After 72 hours, they warmed you up, and we were able to hold you. We were over the moon happy to finally have you in our arms. They did an MRI of your brain to see if you had any damaged cells, but everything was completely normal. When the doctor came to tell us the results, I just nodded and said OK, Because I always knew you would be completely fine. We spent a couple more days in the hospital making sure everything was fine, and working on feeding you. Those few days were excruciating. We often couldn’t pick you up without calling a nurse first. It was crazy, you were our baby, and we wanted to hold you! Your Dad and I were brand new parents, and we were just trying to figure it out, but doing that in the NICU was like being in a fish bowl. We were so ready to take you home, and I know you were ready too.
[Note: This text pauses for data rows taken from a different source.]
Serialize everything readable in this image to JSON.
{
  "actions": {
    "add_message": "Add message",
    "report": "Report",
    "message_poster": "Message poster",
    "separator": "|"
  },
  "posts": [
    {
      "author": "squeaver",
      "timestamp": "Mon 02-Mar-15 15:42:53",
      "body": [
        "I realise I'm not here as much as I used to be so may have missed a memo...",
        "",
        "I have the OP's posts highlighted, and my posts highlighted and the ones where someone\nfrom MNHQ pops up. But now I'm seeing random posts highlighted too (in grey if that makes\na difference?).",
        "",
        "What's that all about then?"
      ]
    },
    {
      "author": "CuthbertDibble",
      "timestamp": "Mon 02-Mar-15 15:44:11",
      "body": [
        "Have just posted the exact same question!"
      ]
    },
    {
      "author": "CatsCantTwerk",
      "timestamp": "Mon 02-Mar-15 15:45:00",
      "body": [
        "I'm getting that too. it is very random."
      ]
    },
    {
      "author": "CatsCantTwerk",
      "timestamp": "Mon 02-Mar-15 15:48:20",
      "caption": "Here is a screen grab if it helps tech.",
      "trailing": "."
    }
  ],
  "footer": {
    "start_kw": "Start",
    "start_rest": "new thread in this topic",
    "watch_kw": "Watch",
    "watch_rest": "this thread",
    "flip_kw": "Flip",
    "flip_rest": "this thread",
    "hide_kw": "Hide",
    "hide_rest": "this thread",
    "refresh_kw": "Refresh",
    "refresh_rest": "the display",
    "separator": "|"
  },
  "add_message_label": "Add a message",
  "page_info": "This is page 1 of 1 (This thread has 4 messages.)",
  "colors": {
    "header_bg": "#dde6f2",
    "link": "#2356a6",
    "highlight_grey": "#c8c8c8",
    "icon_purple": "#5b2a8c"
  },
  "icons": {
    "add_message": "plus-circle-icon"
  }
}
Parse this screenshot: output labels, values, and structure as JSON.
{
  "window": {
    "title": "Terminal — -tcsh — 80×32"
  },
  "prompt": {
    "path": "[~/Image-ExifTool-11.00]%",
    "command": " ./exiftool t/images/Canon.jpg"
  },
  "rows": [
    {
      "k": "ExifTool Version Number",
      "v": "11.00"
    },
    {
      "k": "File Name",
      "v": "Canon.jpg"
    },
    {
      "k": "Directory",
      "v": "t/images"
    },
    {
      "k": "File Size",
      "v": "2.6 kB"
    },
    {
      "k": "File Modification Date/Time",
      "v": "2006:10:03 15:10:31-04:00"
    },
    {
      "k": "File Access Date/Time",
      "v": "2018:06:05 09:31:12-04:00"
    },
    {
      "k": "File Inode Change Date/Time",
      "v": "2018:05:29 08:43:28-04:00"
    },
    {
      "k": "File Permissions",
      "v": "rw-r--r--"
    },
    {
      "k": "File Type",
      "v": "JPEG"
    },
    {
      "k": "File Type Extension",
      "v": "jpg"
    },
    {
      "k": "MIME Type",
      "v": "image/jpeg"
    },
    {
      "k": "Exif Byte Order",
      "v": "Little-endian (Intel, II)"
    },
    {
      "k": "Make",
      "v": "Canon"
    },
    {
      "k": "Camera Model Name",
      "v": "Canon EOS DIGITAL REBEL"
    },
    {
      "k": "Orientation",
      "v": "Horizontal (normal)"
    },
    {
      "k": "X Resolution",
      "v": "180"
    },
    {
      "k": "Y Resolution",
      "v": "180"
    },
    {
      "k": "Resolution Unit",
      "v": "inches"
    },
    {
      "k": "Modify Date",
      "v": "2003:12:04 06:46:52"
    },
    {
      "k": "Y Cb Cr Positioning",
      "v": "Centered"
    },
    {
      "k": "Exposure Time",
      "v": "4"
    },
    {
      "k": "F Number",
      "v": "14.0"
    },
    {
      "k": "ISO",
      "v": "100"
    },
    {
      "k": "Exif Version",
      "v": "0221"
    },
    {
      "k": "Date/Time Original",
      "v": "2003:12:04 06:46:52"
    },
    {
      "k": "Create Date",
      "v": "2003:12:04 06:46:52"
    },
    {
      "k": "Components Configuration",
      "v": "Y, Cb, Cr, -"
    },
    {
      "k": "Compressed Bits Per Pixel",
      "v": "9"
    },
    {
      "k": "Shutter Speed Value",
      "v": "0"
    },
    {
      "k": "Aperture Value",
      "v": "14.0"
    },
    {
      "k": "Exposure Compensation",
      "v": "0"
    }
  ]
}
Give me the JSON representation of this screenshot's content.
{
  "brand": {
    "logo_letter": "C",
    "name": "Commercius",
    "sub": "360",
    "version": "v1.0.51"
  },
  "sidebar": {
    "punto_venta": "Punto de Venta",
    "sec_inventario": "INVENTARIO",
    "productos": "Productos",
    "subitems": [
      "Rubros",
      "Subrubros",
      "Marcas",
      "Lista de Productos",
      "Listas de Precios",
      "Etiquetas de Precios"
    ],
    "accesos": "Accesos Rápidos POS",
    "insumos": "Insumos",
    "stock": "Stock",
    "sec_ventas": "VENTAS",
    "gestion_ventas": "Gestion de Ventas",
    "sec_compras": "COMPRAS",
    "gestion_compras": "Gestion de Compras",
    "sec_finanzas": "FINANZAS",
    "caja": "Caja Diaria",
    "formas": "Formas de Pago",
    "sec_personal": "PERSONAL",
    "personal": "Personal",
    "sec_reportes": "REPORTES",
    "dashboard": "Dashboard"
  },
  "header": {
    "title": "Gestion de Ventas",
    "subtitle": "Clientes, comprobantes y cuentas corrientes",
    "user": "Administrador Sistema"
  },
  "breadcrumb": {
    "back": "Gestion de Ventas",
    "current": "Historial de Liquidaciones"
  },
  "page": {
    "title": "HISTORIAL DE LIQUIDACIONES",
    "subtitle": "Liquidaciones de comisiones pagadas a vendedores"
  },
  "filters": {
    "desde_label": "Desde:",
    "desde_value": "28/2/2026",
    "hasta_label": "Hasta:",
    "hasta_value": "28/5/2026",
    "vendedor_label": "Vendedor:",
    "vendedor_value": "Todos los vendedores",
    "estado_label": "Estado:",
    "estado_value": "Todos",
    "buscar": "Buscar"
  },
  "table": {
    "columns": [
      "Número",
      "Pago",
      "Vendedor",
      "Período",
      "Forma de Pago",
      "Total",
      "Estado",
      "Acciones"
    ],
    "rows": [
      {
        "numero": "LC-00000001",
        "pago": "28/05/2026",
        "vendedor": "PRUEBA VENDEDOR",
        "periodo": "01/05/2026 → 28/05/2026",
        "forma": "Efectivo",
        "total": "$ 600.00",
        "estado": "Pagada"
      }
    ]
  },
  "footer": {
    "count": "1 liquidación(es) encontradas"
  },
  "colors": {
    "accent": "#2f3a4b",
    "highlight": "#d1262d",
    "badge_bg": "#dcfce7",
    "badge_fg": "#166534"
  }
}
Finally, after eight days, we took you home. You were 7 pounds 6 ounces, and 19 ¾ inches with wisps of copper red hair. You were strong and had wide blue eyes. I introduced you to your cats.
I’ll always wonder if I made the right choice to deliver you vaginally. Initially I was overcome with guilt and shame, I felt selfish. I wondered what I did wrong, why I couldn’t push you out faster. I was unsure I’d be able to cope with the pain I was feeling. Many people were skeptical of our choice, I was very afraid of what people would think when I told them what happened. I didn’t want to be judged, not when I was already feeling so vulnerable. I spoke with Dr. Hartung while we were in NICU. I asked what happened, why you came out with an Apgar score of 1? He didn’t know, he said your delivery was fine, it wasn’t too slow, your head didn’t get stuck, your heart tones were healthy. He told me again this was one of the risks for breech babies, and it could just as well have happened if I had a c-section. He reminded me that the long term outcomes are the same as non-breech babies. He might have been the only other person as confident as me that you would be just fine. As the days go by and I see how strong and bright you are, and as you meet your milestones weeks early, I feel assured that my gut was always right. You are and will be just fine.
|First Bath with Grandma